Tuesday, 28 December 2010

Students and "The Never Ending Party".

The recent "demos" over the decision of the coalition government to make tuition fees all privately funded has seen lots of hyperbole and the usual idiots trying to claim that its time for a real revolution.

In response to a piece of rad right on journalism by Laurie Penny about the student rebellion in London, Alex Callinicos has been getting cross that he and his Trotskyist acolytes are not getting a fair share of the coverage.

The potty prof, a leading figure in the "Socialist Workers Party" wrote,
....the first real social movement Britain has seen since the early 1990s exploded in the dying weeks of 2010. It took the student protests – largely organised outside any official structures – to expose the deep fractures in a Conservative-Liberal coalition that had previously carried all before it.....
The student protests do not represent a "social movement" irrespective of the rightness or not of their cause. There is no broad backing from most of society and unlike 1968 the trade unions have not posited a general strike or unions seriously considered strikes in solidarity with the students.

The only chance direct action would have is if a broad swathe of society were prepared to go beyond individual and material self interest and act on a large scale in strike action which looks very unlikely to happen. The students have thrown up no eloquent leaders. Agree with the protests or not, these are the facts.

More importantly, many in the adult world cannot see why students should not pay for their own education if it is they who will benefit from it. The way students have acted makes the carnival style atmosphere of the protests just look like what students enjoy doing. And cancels out any serious points they could have made. It looks like they just want attention-"look at us we're having a revolution".

And much of it is the Grand March of Kitsch, to use Kundera's attempt to explain why radical movements tended to either to be either dangerous, in a context of totalitarianism, or simply ineffectual in free societies.
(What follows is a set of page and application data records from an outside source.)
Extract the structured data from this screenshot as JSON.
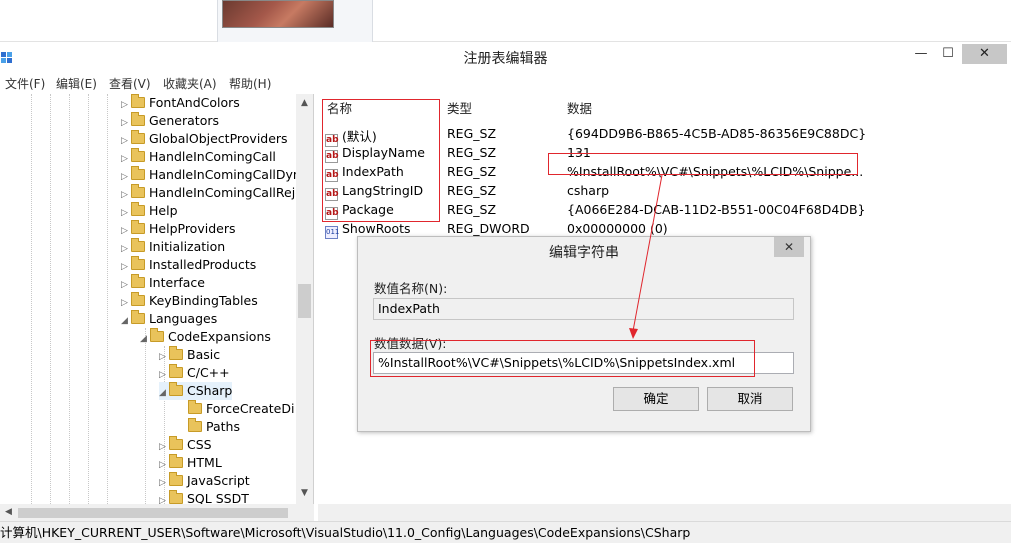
{
  "window": {
    "title": "注册表编辑器",
    "minimize_glyph": "—",
    "maximize_glyph": "☐",
    "close_glyph": "✕"
  },
  "menu": [
    "文件(F)",
    "编辑(E)",
    "查看(V)",
    "收藏夹(A)",
    "帮助(H)"
  ],
  "tree": {
    "nodes": [
      {
        "label": "FontAndColors",
        "arrow": "▷"
      },
      {
        "label": "Generators",
        "arrow": "▷"
      },
      {
        "label": "GlobalObjectProviders",
        "arrow": "▷"
      },
      {
        "label": "HandleInComingCall",
        "arrow": "▷"
      },
      {
        "label": "HandleInComingCallDyn",
        "arrow": "▷"
      },
      {
        "label": "HandleInComingCallReje",
        "arrow": "▷"
      },
      {
        "label": "Help",
        "arrow": "▷"
      },
      {
        "label": "HelpProviders",
        "arrow": "▷"
      },
      {
        "label": "Initialization",
        "arrow": "▷"
      },
      {
        "label": "InstalledProducts",
        "arrow": "▷"
      },
      {
        "label": "Interface",
        "arrow": "▷"
      },
      {
        "label": "KeyBindingTables",
        "arrow": "▷"
      },
      {
        "label": "Languages",
        "arrow": "◢"
      },
      {
        "label": "CodeExpansions",
        "arrow": "◢"
      },
      {
        "label": "Basic",
        "arrow": "▷"
      },
      {
        "label": "C/C++",
        "arrow": "▷"
      },
      {
        "label": "CSharp",
        "arrow": "◢"
      },
      {
        "label": "ForceCreateDi",
        "arrow": ""
      },
      {
        "label": "Paths",
        "arrow": ""
      },
      {
        "label": "CSS",
        "arrow": "▷"
      },
      {
        "label": "HTML",
        "arrow": "▷"
      },
      {
        "label": "JavaScript",
        "arrow": "▷"
      },
      {
        "label": "SQL SSDT",
        "arrow": "▷"
      }
    ]
  },
  "list": {
    "columns": {
      "name": "名称",
      "type": "类型",
      "data": "数据"
    },
    "rows": [
      {
        "name": "(默认)",
        "type": "REG_SZ",
        "data": "{694DD9B6-B865-4C5B-AD85-86356E9C88DC}",
        "icon": "ab"
      },
      {
        "name": "DisplayName",
        "type": "REG_SZ",
        "data": "131",
        "icon": "ab"
      },
      {
        "name": "IndexPath",
        "type": "REG_SZ",
        "data": "%InstallRoot%\\VC#\\Snippets\\%LCID%\\Snippe...",
        "icon": "ab"
      },
      {
        "name": "LangStringID",
        "type": "REG_SZ",
        "data": "csharp",
        "icon": "ab"
      },
      {
        "name": "Package",
        "type": "REG_SZ",
        "data": "{A066E284-DCAB-11D2-B551-00C04F68D4DB}",
        "icon": "ab"
      },
      {
        "name": "ShowRoots",
        "type": "REG_DWORD",
        "data": "0x00000000 (0)",
        "icon": "011"
      }
    ]
  },
  "dialog": {
    "title": "编辑字符串",
    "close_glyph": "✕",
    "name_label": "数值名称(N):",
    "name_value": "IndexPath",
    "data_label": "数值数据(V):",
    "data_value": "%InstallRoot%\\VC#\\Snippets\\%LCID%\\SnippetsIndex.xml",
    "ok_label": "确定",
    "cancel_label": "取消"
  },
  "status": {
    "path": "计算机\\HKEY_CURRENT_USER\\Software\\Microsoft\\VisualStudio\\11.0_Config\\Languages\\CodeExpansions\\CSharp"
  },
  "colors": {
    "annotation": "#e0262d",
    "folder": "#e9c35b"
  }
}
Education ought to equip citizens for life, to promote what is referred to as civil society and the interests that go beyond mere consumerism. Yet the frustration with society students complain about looks like boredom with the unwillingness to pay for an education in a university sector itself greatly expanded.

The quality of that education has gone down with expansion and it was used by New Labour to get more young people into university where many will do little work of a truly academic or serious nature. Fewer people believe that many students are not just "going to uni" because its a good time.
Penny's polemic was uncharacteristically ungenerous, picking out "sour-faced sellers of the Socialist Worker" as symbols of "the traditional hierarchies of the left", and comparing them to cockroaches. In fact, Socialist Worker has simply been where it has always been, in the thick of the struggle – with the students in 2010, as it was with the dockers in 1972, the miners in 1984, the Genoa protestors in 2001, and the anti-war marchers in 2003.
This is drivel. The SWP has simply tried to hijack protests and direct it towards a neo-Leninist and Trotskyist agenda that has little relevance to Britain in 2010 and which led to totalitarianism in the Soviet Union. The SWP has never ignited protest but has sought to co-ordinate them into "building the party" ready for "the revolution".
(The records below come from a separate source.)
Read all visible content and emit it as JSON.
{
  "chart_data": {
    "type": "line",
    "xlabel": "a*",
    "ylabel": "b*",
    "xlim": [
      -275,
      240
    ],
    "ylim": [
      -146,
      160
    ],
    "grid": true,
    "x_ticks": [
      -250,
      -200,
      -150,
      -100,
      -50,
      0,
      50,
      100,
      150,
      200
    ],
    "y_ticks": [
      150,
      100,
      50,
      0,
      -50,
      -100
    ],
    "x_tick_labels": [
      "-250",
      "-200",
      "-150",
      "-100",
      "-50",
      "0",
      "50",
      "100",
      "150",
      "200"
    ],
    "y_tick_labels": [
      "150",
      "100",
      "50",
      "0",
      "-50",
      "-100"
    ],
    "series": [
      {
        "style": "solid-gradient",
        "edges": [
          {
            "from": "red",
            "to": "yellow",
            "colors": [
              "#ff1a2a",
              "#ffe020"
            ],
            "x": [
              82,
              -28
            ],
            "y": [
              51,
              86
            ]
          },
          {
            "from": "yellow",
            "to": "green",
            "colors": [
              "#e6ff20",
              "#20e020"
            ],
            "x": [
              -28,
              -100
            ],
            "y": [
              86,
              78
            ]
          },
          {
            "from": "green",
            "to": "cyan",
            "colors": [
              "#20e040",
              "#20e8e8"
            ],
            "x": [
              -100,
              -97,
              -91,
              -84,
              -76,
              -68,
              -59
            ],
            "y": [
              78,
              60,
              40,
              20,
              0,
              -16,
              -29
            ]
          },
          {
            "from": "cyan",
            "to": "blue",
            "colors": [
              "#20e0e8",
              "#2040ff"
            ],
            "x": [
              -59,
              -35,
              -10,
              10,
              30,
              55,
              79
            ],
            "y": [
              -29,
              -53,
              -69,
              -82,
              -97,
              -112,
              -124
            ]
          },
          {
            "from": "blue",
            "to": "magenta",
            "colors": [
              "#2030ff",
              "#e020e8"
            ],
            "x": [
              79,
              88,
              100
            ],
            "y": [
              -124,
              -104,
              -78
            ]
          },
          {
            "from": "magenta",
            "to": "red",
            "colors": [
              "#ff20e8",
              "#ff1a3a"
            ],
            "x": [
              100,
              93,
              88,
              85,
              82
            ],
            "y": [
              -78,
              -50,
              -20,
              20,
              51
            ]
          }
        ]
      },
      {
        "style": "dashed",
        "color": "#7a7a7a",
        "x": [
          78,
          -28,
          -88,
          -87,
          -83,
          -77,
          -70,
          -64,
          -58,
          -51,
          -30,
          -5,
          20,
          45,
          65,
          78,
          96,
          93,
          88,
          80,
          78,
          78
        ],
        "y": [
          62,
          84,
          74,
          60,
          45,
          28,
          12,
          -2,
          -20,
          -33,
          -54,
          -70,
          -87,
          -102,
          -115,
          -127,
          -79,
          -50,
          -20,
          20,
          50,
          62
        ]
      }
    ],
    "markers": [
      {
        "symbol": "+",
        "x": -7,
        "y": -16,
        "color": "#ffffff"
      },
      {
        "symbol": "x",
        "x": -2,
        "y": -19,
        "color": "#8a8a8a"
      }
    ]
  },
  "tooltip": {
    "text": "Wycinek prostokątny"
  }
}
Callinicos has just seen an opening to try and convert the young to this cargo cult form of "socialism",which "seriously" talks of a revolution on the Leninist model, and does not want to be left behind by the new anarchical styles of struggle created by students. But, of course, it will merely end up with rich university students going into corporate work and poorer ones not.
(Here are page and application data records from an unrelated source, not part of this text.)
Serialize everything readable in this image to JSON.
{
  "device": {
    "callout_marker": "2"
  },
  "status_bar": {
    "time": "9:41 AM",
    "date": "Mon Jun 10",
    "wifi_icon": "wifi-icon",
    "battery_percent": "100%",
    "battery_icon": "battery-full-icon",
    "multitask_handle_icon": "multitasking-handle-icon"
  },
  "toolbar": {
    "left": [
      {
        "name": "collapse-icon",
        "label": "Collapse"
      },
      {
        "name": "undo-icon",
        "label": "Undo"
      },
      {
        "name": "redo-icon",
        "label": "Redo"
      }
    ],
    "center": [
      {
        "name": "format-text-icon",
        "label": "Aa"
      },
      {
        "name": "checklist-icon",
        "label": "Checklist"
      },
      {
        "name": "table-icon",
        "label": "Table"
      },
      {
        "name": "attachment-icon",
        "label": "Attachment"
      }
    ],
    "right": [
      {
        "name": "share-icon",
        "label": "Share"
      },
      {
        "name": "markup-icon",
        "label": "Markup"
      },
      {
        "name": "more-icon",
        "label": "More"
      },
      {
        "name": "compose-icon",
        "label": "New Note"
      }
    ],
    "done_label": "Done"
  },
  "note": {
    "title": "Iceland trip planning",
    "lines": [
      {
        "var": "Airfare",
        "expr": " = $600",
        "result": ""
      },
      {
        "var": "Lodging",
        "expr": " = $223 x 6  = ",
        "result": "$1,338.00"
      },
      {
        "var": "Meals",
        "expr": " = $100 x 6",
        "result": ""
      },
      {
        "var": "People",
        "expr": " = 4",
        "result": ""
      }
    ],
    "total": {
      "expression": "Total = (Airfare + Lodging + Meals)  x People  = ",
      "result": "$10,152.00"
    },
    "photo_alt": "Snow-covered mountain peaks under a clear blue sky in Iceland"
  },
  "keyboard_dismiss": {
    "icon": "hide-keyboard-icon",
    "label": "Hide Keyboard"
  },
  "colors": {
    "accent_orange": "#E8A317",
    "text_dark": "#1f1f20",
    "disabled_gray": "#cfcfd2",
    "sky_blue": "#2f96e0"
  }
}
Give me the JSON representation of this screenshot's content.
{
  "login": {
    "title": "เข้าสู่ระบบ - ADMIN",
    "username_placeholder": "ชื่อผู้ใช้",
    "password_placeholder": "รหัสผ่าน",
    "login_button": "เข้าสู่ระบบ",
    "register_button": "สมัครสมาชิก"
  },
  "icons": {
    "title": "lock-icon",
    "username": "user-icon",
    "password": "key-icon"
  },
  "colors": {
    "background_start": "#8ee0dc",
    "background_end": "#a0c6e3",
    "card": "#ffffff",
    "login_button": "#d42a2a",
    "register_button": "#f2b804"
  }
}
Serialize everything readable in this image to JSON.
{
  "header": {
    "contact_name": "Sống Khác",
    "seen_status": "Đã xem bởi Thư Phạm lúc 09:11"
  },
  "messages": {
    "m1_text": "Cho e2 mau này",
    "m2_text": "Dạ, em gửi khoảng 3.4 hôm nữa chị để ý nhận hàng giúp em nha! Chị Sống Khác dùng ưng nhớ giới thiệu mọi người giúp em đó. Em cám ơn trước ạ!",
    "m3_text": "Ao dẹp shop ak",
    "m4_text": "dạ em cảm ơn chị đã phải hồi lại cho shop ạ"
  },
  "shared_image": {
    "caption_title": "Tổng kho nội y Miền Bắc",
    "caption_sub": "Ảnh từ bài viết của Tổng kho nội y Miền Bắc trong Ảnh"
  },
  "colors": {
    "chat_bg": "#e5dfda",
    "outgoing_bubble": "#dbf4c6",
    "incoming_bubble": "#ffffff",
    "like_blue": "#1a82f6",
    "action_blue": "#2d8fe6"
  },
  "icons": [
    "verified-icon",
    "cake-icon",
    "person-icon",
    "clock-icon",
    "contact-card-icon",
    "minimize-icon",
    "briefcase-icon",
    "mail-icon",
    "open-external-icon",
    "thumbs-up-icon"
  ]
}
The reason is that the 'neoliberal capitalist order' is what it is and the university system is now about training the young for a world of material gratification instead of getting people to think intelligently about how the country or the world could be improved as individuals. Those who do think just join think tanks to advance power agenda with unquestioning conformism.

Not "The Party".

The kitsch of Laurie Penny is here,

"This isn't just a student protest. It's a children's crusade: Those too young to vote, yet with their futures at stake, have organically come together to be heard".

What hell does it mean to "come together organically" ? Perhaps, spontaneously through twitter and so on. But that makes a flash mob. Not some "organic unity" of those organised to say a great no to a future of corporate work and consumerism. And still seen as "counterculture". Which often means just 'no culture'.
"Outside Downing Street, in front of a line of riot police, I am sitting beside a makeshift campfire. It's cold, and the schoolchildren who have skipped classes gather around as a student with a three-string guitar strikes up the chords to Tracy Chapman's Talkin Bout a Revolution."

'The diversity of the protest is extraordinary: white, black and Asian, rich and poor. Uniformed state-school girls in too-short skirts pose by a plundered police van as their friends take pictures, while behind them a boy in a mask holds a placard reading "Burn Eton".'

1 comment:

  1. Good points. I don't put too much stock in student movements or in movements of young people generally. I will take notice when the adults with families start to cause a commotion. I can't speak for other countries, but the original American populist movement was comprised of angry farmers and industrial workers, not fashionable twentysomethings. But that was a long time ago, I am not sure if we will ever see anything similar again, or at least in the near future.

    Still, I imagine there are some good young people that are trying to make the world a better place, but they probably don’t get much press.